Stored records:
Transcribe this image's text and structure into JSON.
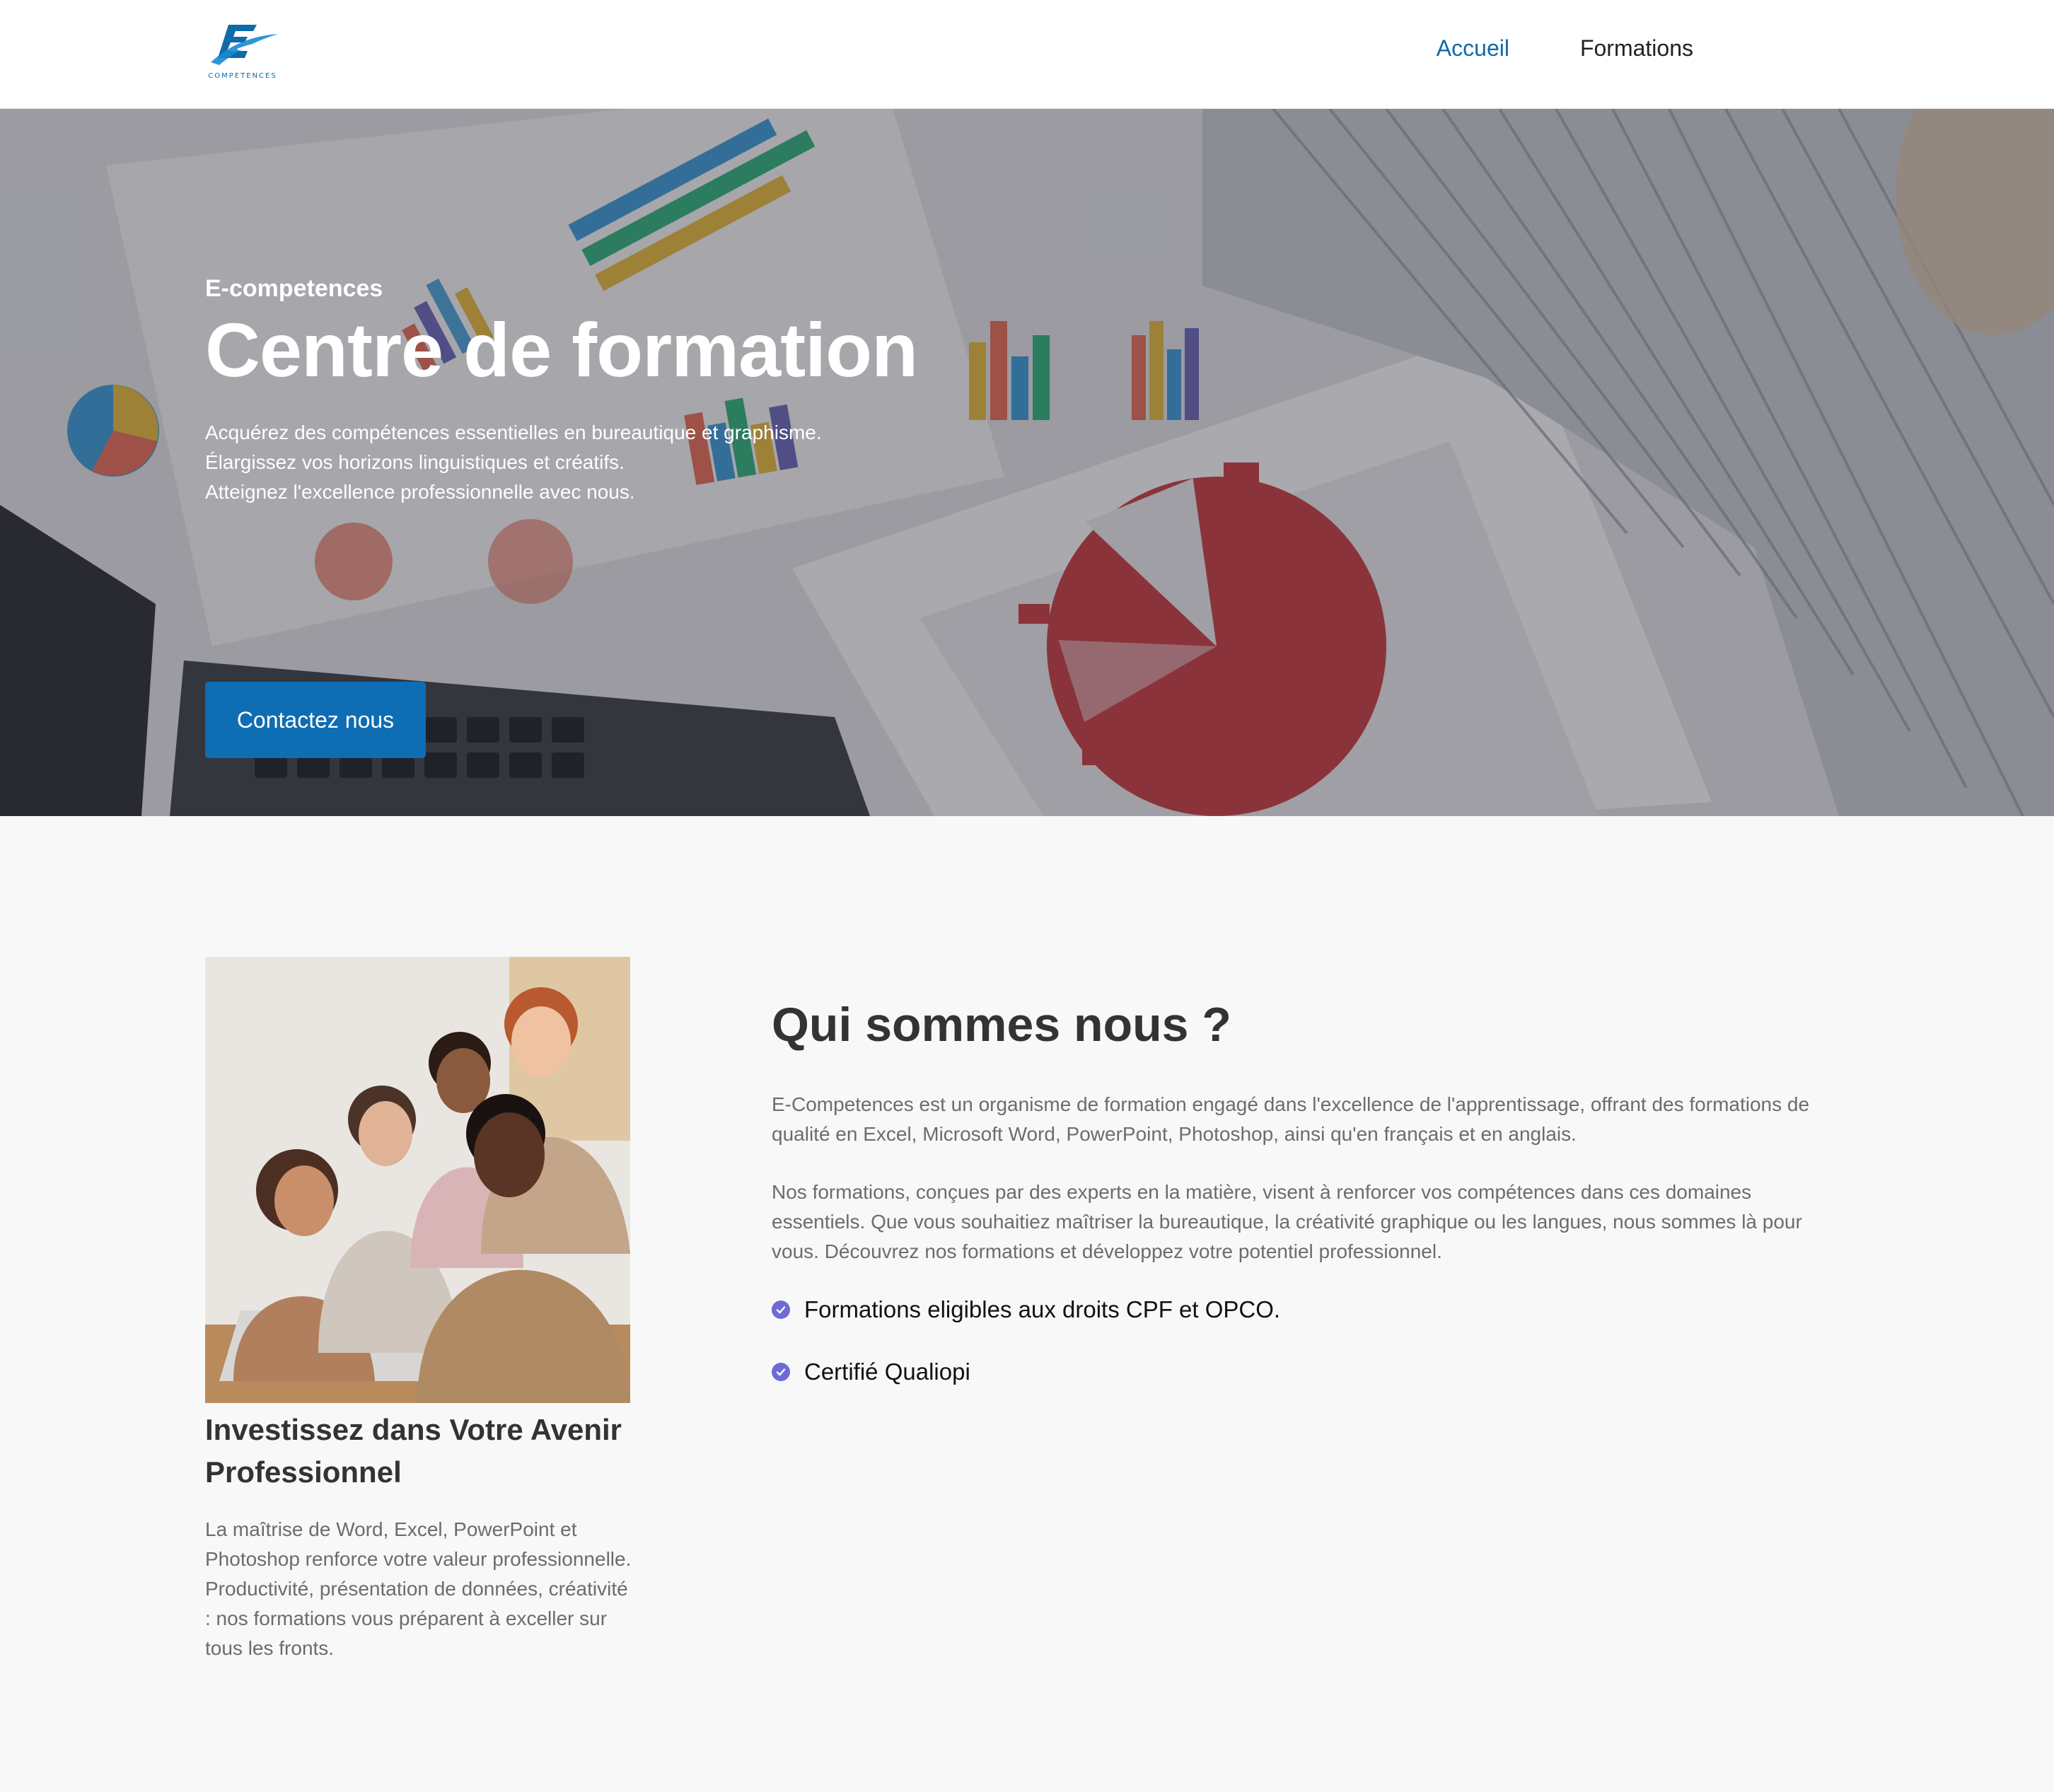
{
  "header": {
    "logo_text": "COMPETENCES",
    "nav": [
      {
        "label": "Accueil",
        "active": true
      },
      {
        "label": "Formations",
        "active": false
      }
    ]
  },
  "hero": {
    "kicker": "E-competences",
    "title": "Centre de formation",
    "lines": [
      "Acquérez des compétences essentielles en bureautique et graphisme.",
      "Élargissez vos horizons linguistiques et créatifs.",
      "Atteignez l'excellence professionnelle avec nous."
    ],
    "cta_label": "Contactez nous"
  },
  "about": {
    "left_title": "Investissez dans Votre Avenir Professionnel",
    "left_text": "La maîtrise de Word, Excel, PowerPoint et Photoshop renforce votre valeur professionnelle. Productivité, présentation de données, créativité : nos formations vous préparent à exceller sur tous les fronts.",
    "title": "Qui sommes nous ?",
    "paragraphs": [
      "E-Competences est un organisme de formation engagé dans l'excellence de l'apprentissage, offrant des formations de qualité en Excel, Microsoft Word, PowerPoint, Photoshop, ainsi qu'en français et en anglais.",
      "Nos formations, conçues par des experts en la matière, visent à renforcer vos compétences dans ces domaines essentiels. Que vous souhaitiez maîtriser la bureautique, la créativité graphique ou les langues, nous sommes là pour vous. Découvrez nos formations et développez votre potentiel professionnel."
    ],
    "checks": [
      "Formations eligibles aux droits CPF et OPCO.",
      "Certifié Qualiopi"
    ]
  },
  "colors": {
    "brand_blue": "#0e6db3",
    "nav_active": "#0f6aa8",
    "check_purple": "#6e6bd8",
    "page_bg": "#f8f8f8"
  }
}
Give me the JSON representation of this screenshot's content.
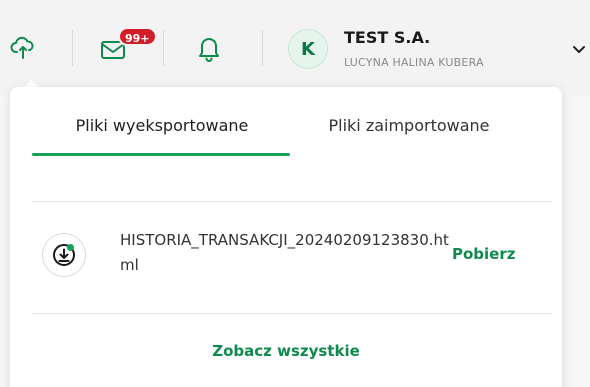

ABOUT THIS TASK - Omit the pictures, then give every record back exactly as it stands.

EXERCISE SOLUTION -
Transcribe this image's text and structure into JSON.
{
  "header": {
    "logo_text": "COMPETENCES",
    "nav": [
      {
        "label": "Accueil",
        "active": true
      },
      {
        "label": "Formations",
        "active": false
      }
    ]
  },
  "hero": {
    "kicker": "E-competences",
    "title": "Centre de formation",
    "lines": [
      "Acquérez des compétences essentielles en bureautique et graphisme.",
      "Élargissez vos horizons linguistiques et créatifs.",
      "Atteignez l'excellence professionnelle avec nous."
    ],
    "cta_label": "Contactez nous"
  },
  "about": {
    "left_title": "Investissez dans Votre Avenir Professionnel",
    "left_text": "La maîtrise de Word, Excel, PowerPoint et Photoshop renforce votre valeur professionnelle. Productivité, présentation de données, créativité : nos formations vous préparent à exceller sur tous les fronts.",
    "title": "Qui sommes nous ?",
    "paragraphs": [
      "E-Competences est un organisme de formation engagé dans l'excellence de l'apprentissage, offrant des formations de qualité en Excel, Microsoft Word, PowerPoint, Photoshop, ainsi qu'en français et en anglais.",
      "Nos formations, conçues par des experts en la matière, visent à renforcer vos compétences dans ces domaines essentiels. Que vous souhaitiez maîtriser la bureautique, la créativité graphique ou les langues, nous sommes là pour vous. Découvrez nos formations et développez votre potentiel professionnel."
    ],
    "checks": [
      "Formations eligibles aux droits CPF et OPCO.",
      "Certifié Qualiopi"
    ]
  },
  "colors": {
    "brand_blue": "#0e6db3",
    "nav_active": "#0f6aa8",
    "check_purple": "#6e6bd8",
    "page_bg": "#f8f8f8"
  }
}
Give me the JSON representation of this screenshot's content.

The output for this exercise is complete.